"I can't comment on that," House Ethics ranking member Linda Sánchez (D-Calif.) said.
Fellow New York Rep. Peter King (R) also steered clear of the issue.
"It's a law enforcement issue, and I'm not going to comment on that," King said.
On Tuesday, Democratic Caucus Chairman John Larson (Conn.) feigned ignorance and refused to comment, while Rep. Darrell Issa (R-Calif.) offered only a few words of encouragement to his scandal-struck colleague.
"Hang in there," he told Weiner as the New York lawmaker was trailed by numerous reporters.
In addition to ducking most hallway interviews Wednesday, Weiner was quieter than usual on Twitter, a rarity for a man known for his prolific and clever Tweets.
Not surprisingly to those familiar with Weiner's fiery temperament and penchant for public dramatics, his cable news tour came less than 24 hours after he vowed to stop commenting on the issue.

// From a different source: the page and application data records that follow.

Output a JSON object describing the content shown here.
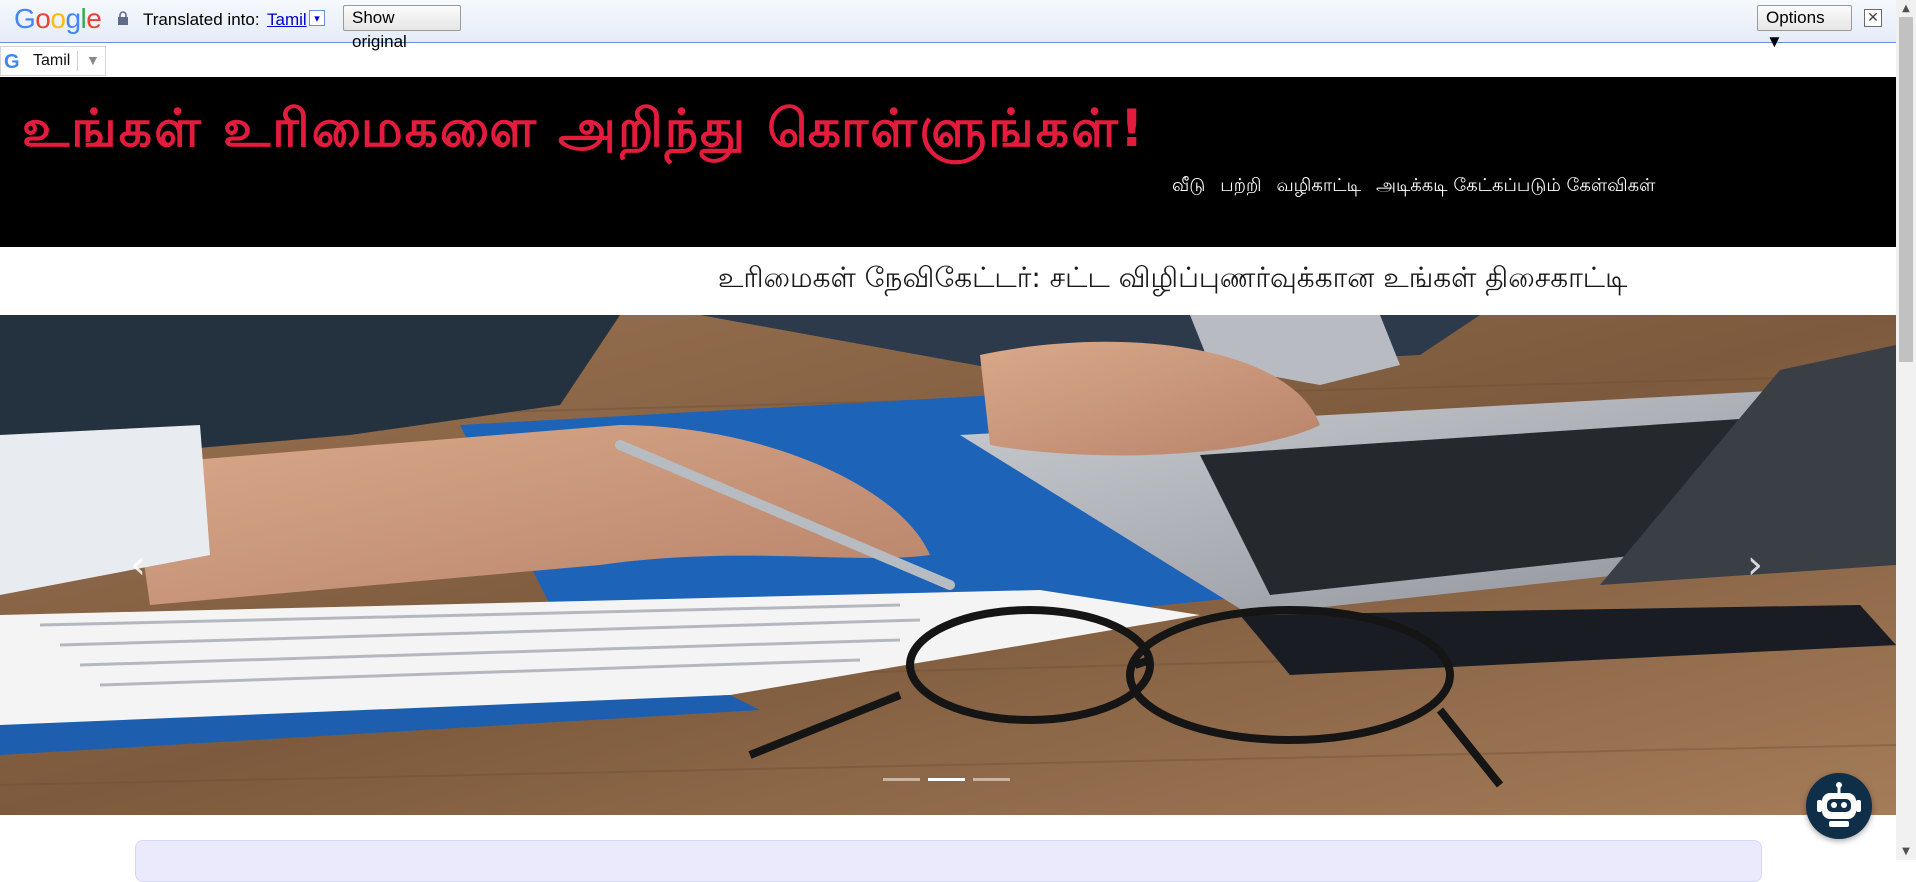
{
  "translate_bar": {
    "logo_text": "Google",
    "translated_into_label": "Translated into:",
    "language": "Tamil",
    "language_arrow": "▾",
    "show_original_label": "Show original",
    "options_label": "Options ▼",
    "close_glyph": "✕"
  },
  "language_selector": {
    "logo": "G",
    "selected": "Tamil",
    "arrow": "▼"
  },
  "header": {
    "title": "உங்கள் உரிமைகளை அறிந்து கொள்ளுங்கள்!",
    "nav": [
      "வீடு",
      "பற்றி",
      "வழிகாட்டி",
      "அடிக்கடி கேட்கப்படும் கேள்விகள்"
    ],
    "title_color": "#e31c3d",
    "background": "#000000"
  },
  "subtitle": "உரிமைகள் நேவிகேட்டர்: சட்ட விழிப்புணர்வுக்கான உங்கள் திசைகாட்டி",
  "carousel": {
    "image": "person-signing-document-with-laptop",
    "prev_glyph": "‹",
    "next_glyph": "›",
    "indicators": [
      false,
      true,
      false
    ]
  },
  "chatbot": {
    "icon": "robot-icon"
  }
}
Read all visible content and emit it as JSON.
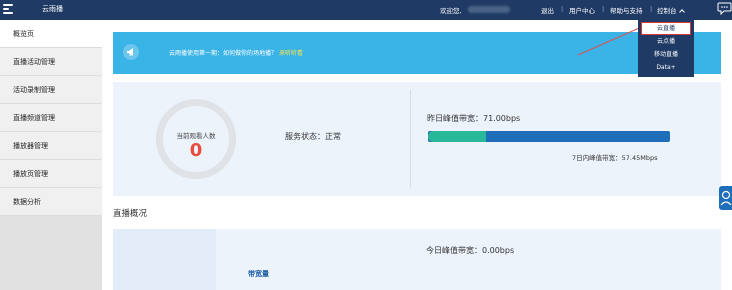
{
  "topbar": {
    "app_title": "云雨播",
    "welcome": "欢迎您,",
    "nav": {
      "logout": "退出",
      "user_center": "用户中心",
      "help": "帮助与支持",
      "console": "控制台"
    },
    "separator": "|"
  },
  "dropdown": {
    "items": [
      "云直播",
      "云点播",
      "移动直播",
      "Data+"
    ]
  },
  "sidebar": {
    "items": [
      "概览页",
      "直播活动管理",
      "活动录制管理",
      "直播频道管理",
      "播放器管理",
      "播放页管理",
      "数据分析"
    ]
  },
  "notice": {
    "text": "云雨播使用第一期：如何做你的场地播？",
    "link": "来听听看",
    "right": "更多"
  },
  "stats": {
    "ring_label": "当前观看人数",
    "ring_value": "0",
    "service_status": "服务状态：正常",
    "yesterday_peak": "昨日峰值带宽：71.00bps",
    "bar_fraction": 0.24,
    "seven_day_peak": "7日内峰值带宽：57.45Mbps"
  },
  "overview": {
    "section_title": "直播概况",
    "bandwidth_link": "带宽量",
    "today_peak": "今日峰值带宽：0.00bps"
  },
  "colors": {
    "topbar": "#1f3a64",
    "notice": "#3ab3e6",
    "bar_track": "#1f6eba",
    "bar_fill": "#2ab89b",
    "ring_value": "#e74c3c"
  }
}
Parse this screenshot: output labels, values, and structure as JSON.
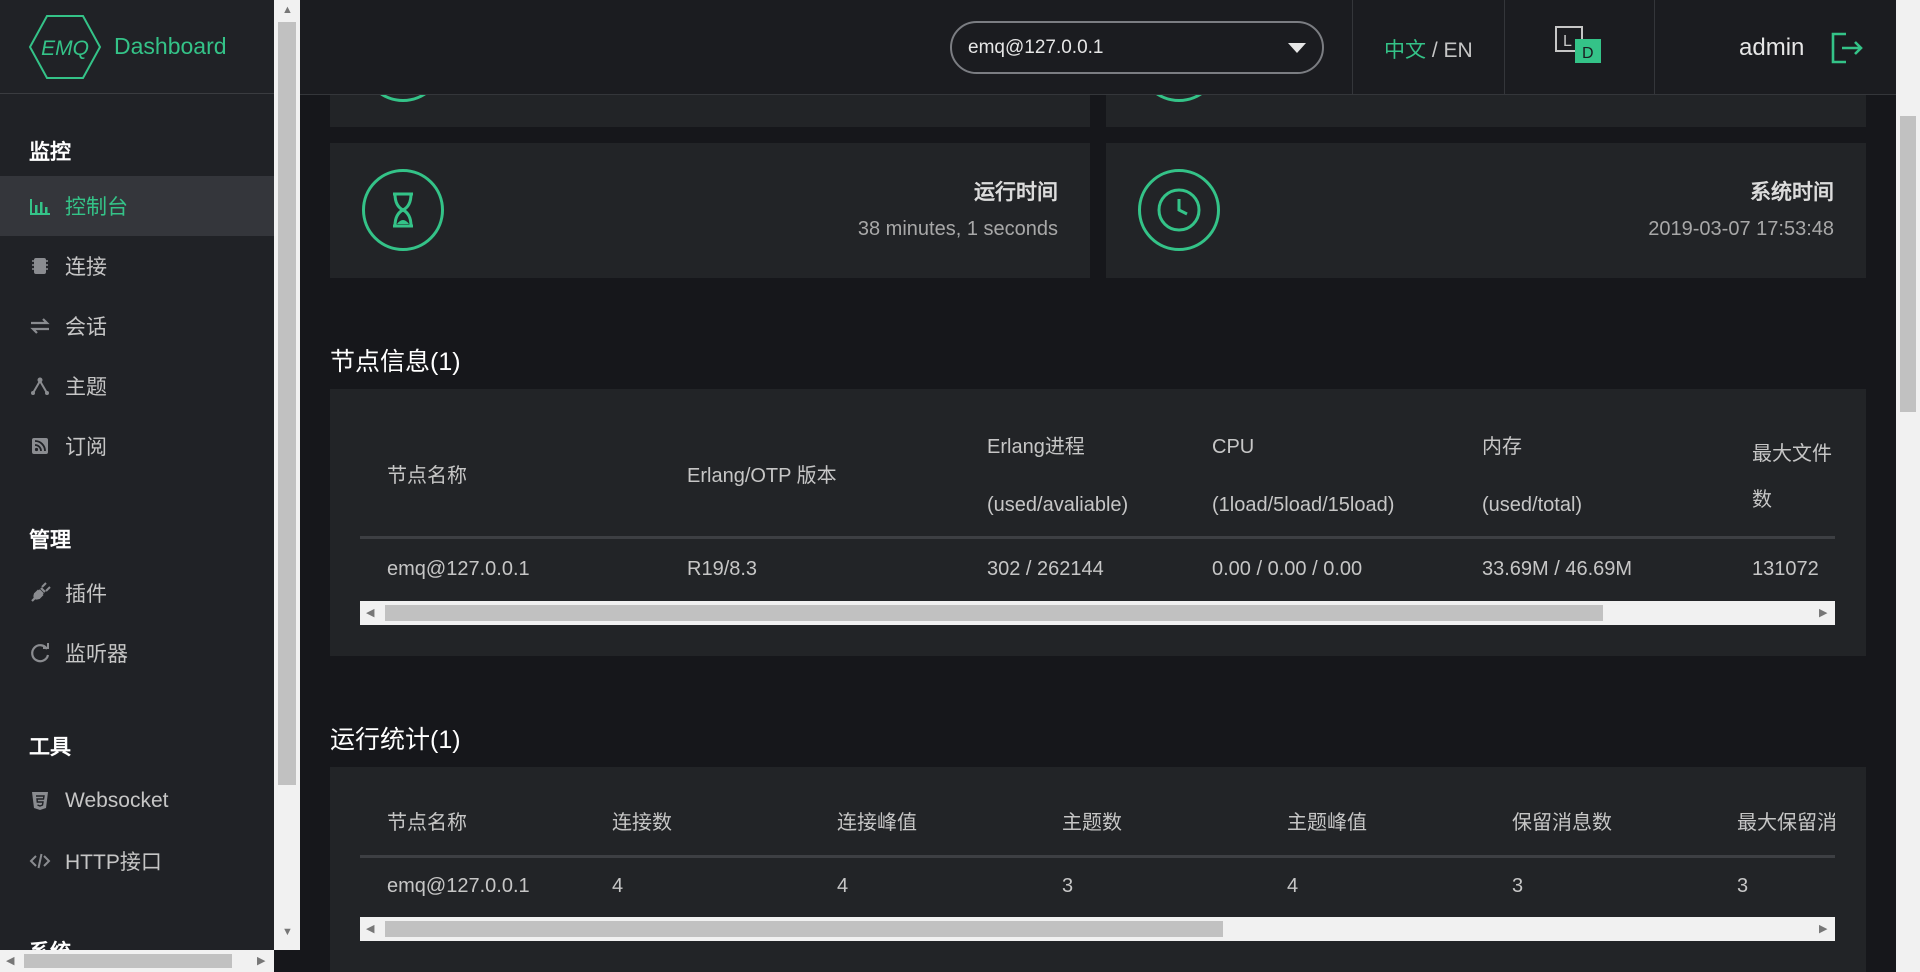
{
  "sidebar": {
    "brand_logo_text": "EMQ",
    "brand_title": "Dashboard",
    "groups": [
      {
        "title": "监控",
        "items": [
          {
            "label": "控制台",
            "icon": "bar-chart-icon",
            "active": true
          },
          {
            "label": "连接",
            "icon": "chip-icon"
          },
          {
            "label": "会话",
            "icon": "swap-arrows-icon"
          },
          {
            "label": "主题",
            "icon": "topic-branch-icon"
          },
          {
            "label": "订阅",
            "icon": "rss-icon"
          }
        ]
      },
      {
        "title": "管理",
        "items": [
          {
            "label": "插件",
            "icon": "plug-icon"
          },
          {
            "label": "监听器",
            "icon": "refresh-circle-icon"
          }
        ]
      },
      {
        "title": "工具",
        "items": [
          {
            "label": "Websocket",
            "icon": "html5-shield-icon"
          },
          {
            "label": "HTTP接口",
            "icon": "code-brackets-icon"
          }
        ]
      },
      {
        "title": "系统"
      }
    ]
  },
  "header": {
    "node_select_value": "emq@127.0.0.1",
    "lang_zh": "中文",
    "lang_sep": " / ",
    "lang_en": "EN",
    "theme_icon_letters": [
      "L",
      "D"
    ],
    "username": "admin"
  },
  "stats": {
    "uptime": {
      "title": "运行时间",
      "value": "38 minutes, 1 seconds"
    },
    "systime": {
      "title": "系统时间",
      "value": "2019-03-07 17:53:48"
    }
  },
  "node_info": {
    "title": "节点信息(1)",
    "headers": [
      [
        "节点名称"
      ],
      [
        "Erlang/OTP 版本"
      ],
      [
        "Erlang进程",
        "(used/avaliable)"
      ],
      [
        "CPU",
        "(1load/5load/15load)"
      ],
      [
        "内存",
        "(used/total)"
      ],
      [
        "最大文件",
        "数"
      ]
    ],
    "rows": [
      [
        "emq@127.0.0.1",
        "R19/8.3",
        "302 / 262144",
        "0.00 / 0.00 / 0.00",
        "33.69M / 46.69M",
        "131072"
      ]
    ]
  },
  "run_stats": {
    "title": "运行统计(1)",
    "headers": [
      "节点名称",
      "连接数",
      "连接峰值",
      "主题数",
      "主题峰值",
      "保留消息数",
      "最大保留消"
    ],
    "rows": [
      [
        "emq@127.0.0.1",
        "4",
        "4",
        "3",
        "4",
        "3",
        "3"
      ]
    ]
  },
  "colors": {
    "accent": "#34c388",
    "sidebar_bg": "#202226",
    "main_bg": "#16171b",
    "card_bg": "#222427"
  }
}
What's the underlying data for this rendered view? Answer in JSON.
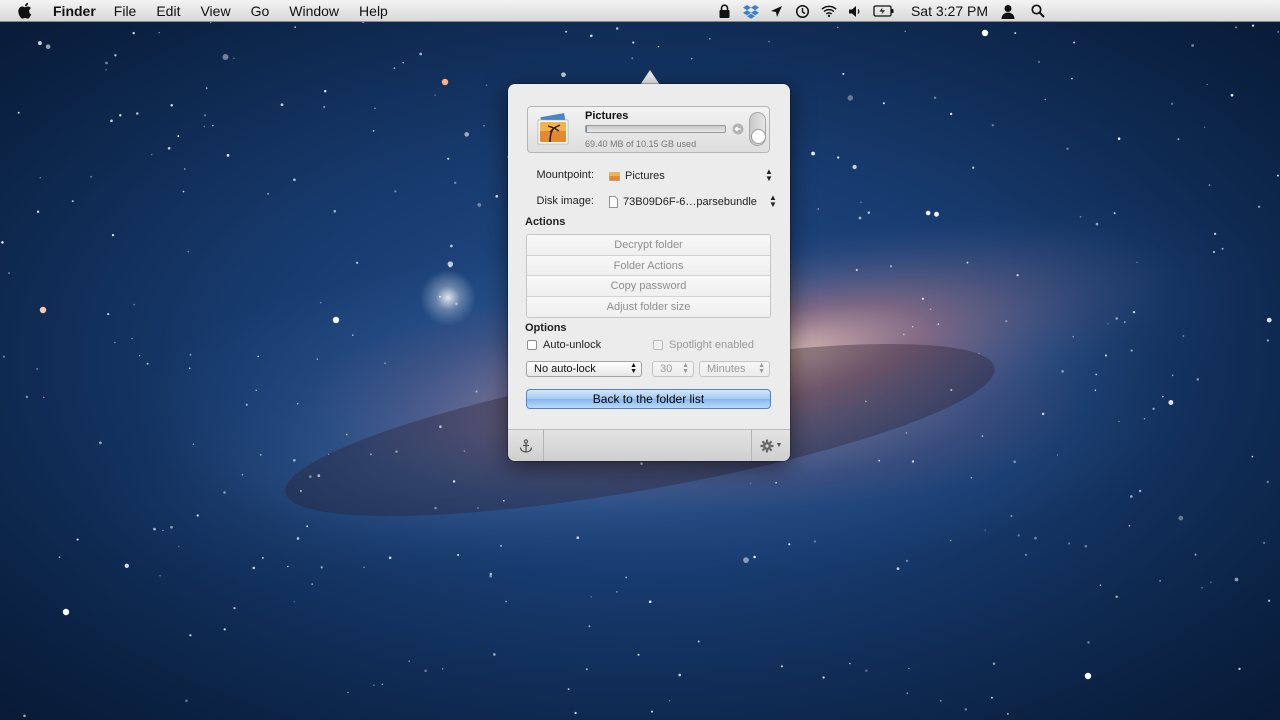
{
  "menubar": {
    "app_name": "Finder",
    "menus": [
      "File",
      "Edit",
      "View",
      "Go",
      "Window",
      "Help"
    ],
    "status_icons": [
      "lock-icon",
      "dropbox-icon",
      "location-icon",
      "time-machine-icon",
      "wifi-icon",
      "volume-icon",
      "battery-icon"
    ],
    "clock": "Sat 3:27 PM"
  },
  "popover": {
    "folder": {
      "name": "Pictures",
      "usage_text": "69.40 MB of 10.15 GB used",
      "usage_fraction": 0.007,
      "unlocked": false
    },
    "mountpoint": {
      "label": "Mountpoint:",
      "value": "Pictures"
    },
    "disk_image": {
      "label": "Disk image:",
      "value": "73B09D6F-6…parsebundle"
    },
    "actions": {
      "title": "Actions",
      "buttons": [
        "Decrypt folder",
        "Folder Actions",
        "Copy password",
        "Adjust folder size"
      ]
    },
    "options": {
      "title": "Options",
      "auto_unlock_label": "Auto-unlock",
      "auto_unlock_checked": false,
      "spotlight_label": "Spotlight enabled",
      "spotlight_checked": false,
      "auto_lock_value": "No auto-lock",
      "lock_amount": "30",
      "lock_unit": "Minutes"
    },
    "back_button_label": "Back to the folder list"
  },
  "colors": {
    "menubar": "#e6e6e6",
    "popover_bg": "#ececec",
    "accent_button": "#a3c9f4",
    "desktop": "#173a6d"
  }
}
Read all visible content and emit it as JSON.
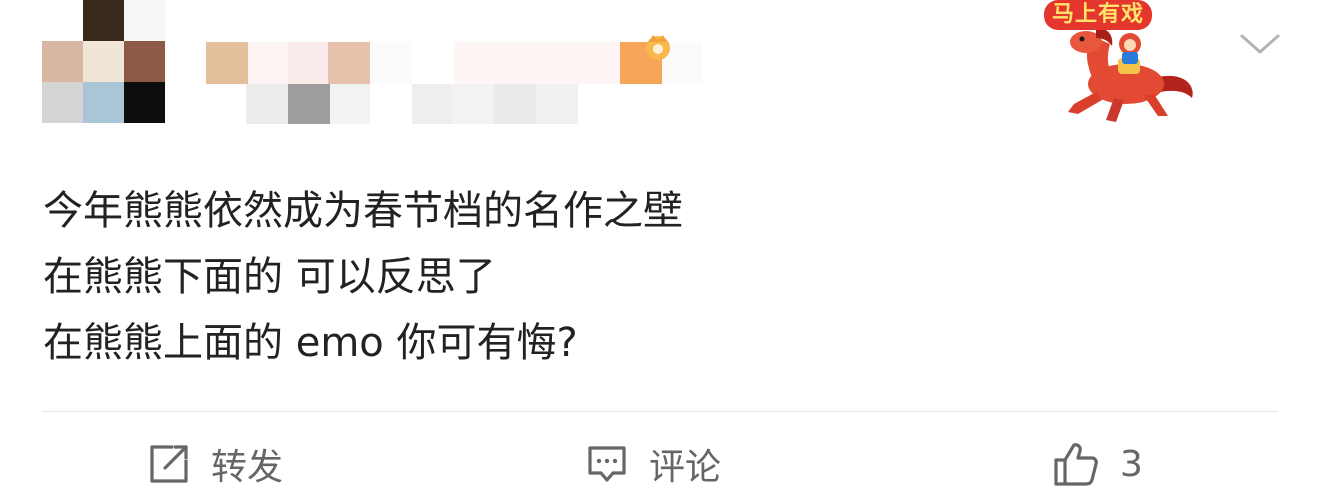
{
  "header": {
    "sticker_caption": "马上有戏",
    "more_icon": "chevron-down-icon"
  },
  "post": {
    "lines": [
      "今年熊熊依然成为春节档的名作之壁",
      "在熊熊下面的 可以反思了",
      "在熊熊上面的 emo 你可有悔?"
    ]
  },
  "actions": {
    "repost": {
      "icon": "share-icon",
      "label": "转发"
    },
    "comment": {
      "icon": "comment-icon",
      "label": "评论"
    },
    "like": {
      "icon": "thumbs-up-icon",
      "count": "3"
    }
  },
  "colors": {
    "text": "#222222",
    "action_text": "#666666",
    "divider": "#e6e6e6",
    "sticker_red": "#e4362c",
    "sticker_yellow": "#ffe36a"
  }
}
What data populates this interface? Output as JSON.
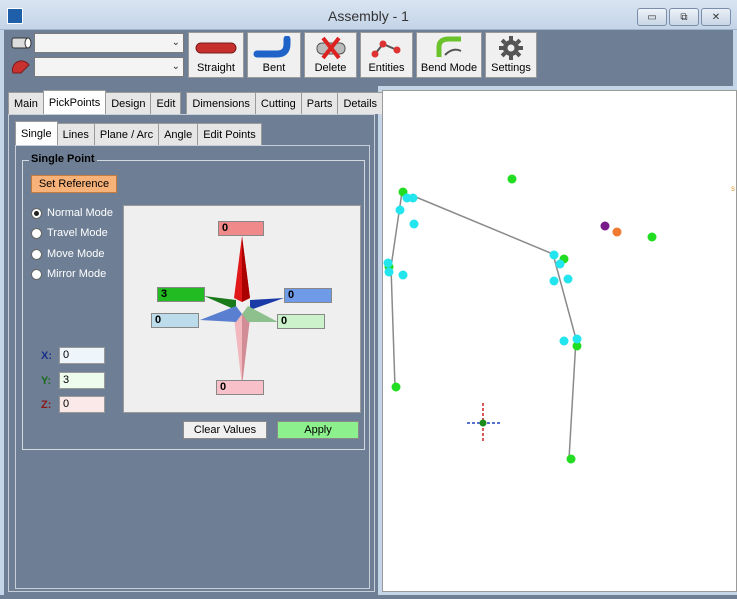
{
  "window": {
    "title": "Assembly - 1",
    "controls": {
      "minimize": "▭",
      "maximize": "⧉",
      "close": "✕"
    }
  },
  "toolbar": {
    "combos": [
      {
        "icon": "pipe-icon",
        "value": ""
      },
      {
        "icon": "bend-die-icon",
        "value": ""
      }
    ],
    "buttons": [
      {
        "id": "straight",
        "label": "Straight",
        "icon": "straight-pipe-icon"
      },
      {
        "id": "bent",
        "label": "Bent",
        "icon": "bent-pipe-icon"
      },
      {
        "id": "delete",
        "label": "Delete",
        "icon": "delete-pipe-icon"
      },
      {
        "id": "entities",
        "label": "Entities",
        "icon": "entities-icon"
      },
      {
        "id": "bendmode",
        "label": "Bend Mode",
        "icon": "bend-mode-icon"
      },
      {
        "id": "settings",
        "label": "Settings",
        "icon": "gear-icon"
      }
    ]
  },
  "main_tabs": [
    "Main",
    "PickPoints",
    "Design",
    "Edit",
    "Dimensions",
    "Cutting",
    "Parts",
    "Details"
  ],
  "main_tabs_active": "PickPoints",
  "sub_tabs": [
    "Single",
    "Lines",
    "Plane / Arc",
    "Angle",
    "Edit Points"
  ],
  "sub_tabs_active": "Single",
  "single_point": {
    "group_title": "Single Point",
    "set_reference": "Set Reference",
    "modes": [
      "Normal Mode",
      "Travel Mode",
      "Move Mode",
      "Mirror Mode"
    ],
    "selected_mode": "Normal Mode",
    "compass_values": {
      "top": "0",
      "left": "3",
      "right": "0",
      "front_left": "0",
      "front_right": "0",
      "bottom": "0"
    },
    "coords": {
      "x_label": "X:",
      "x": "0",
      "y_label": "Y:",
      "y": "3",
      "z_label": "Z:",
      "z": "0"
    },
    "clear_values": "Clear Values",
    "apply": "Apply"
  },
  "viewport": {
    "edge_text": "s",
    "colors": {
      "green": "#22dd22",
      "cyan": "#22e5ee",
      "purple": "#7a1a8a",
      "orange": "#f07a30",
      "line": "#8a8a8a"
    }
  }
}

"The decision that I've made ... after two and a half days of various statements that answer these questions, that I'm not going to keep drilling into further details and further details — even the questions, even the obvious questions, even the questions I've answered before, because I don't believe in the idea that you believe in that 'Oh, this will end it,'" he told reporters Tuesday.
If Weiner thought that talking wouldn't end the controversy, he could be certain that not saying what his role is in it wouldn't either.
Rep. Eric Swalwell, D-Calif., walks on Broadway after a Future Forum with young entrepreneurs in the Flatiron District of New York City, April 16, 2015. Reps. Steve Israel, D-N.Y., Seth Moulton, D-Mass., and Grace Meng, D-N.Y., also attended.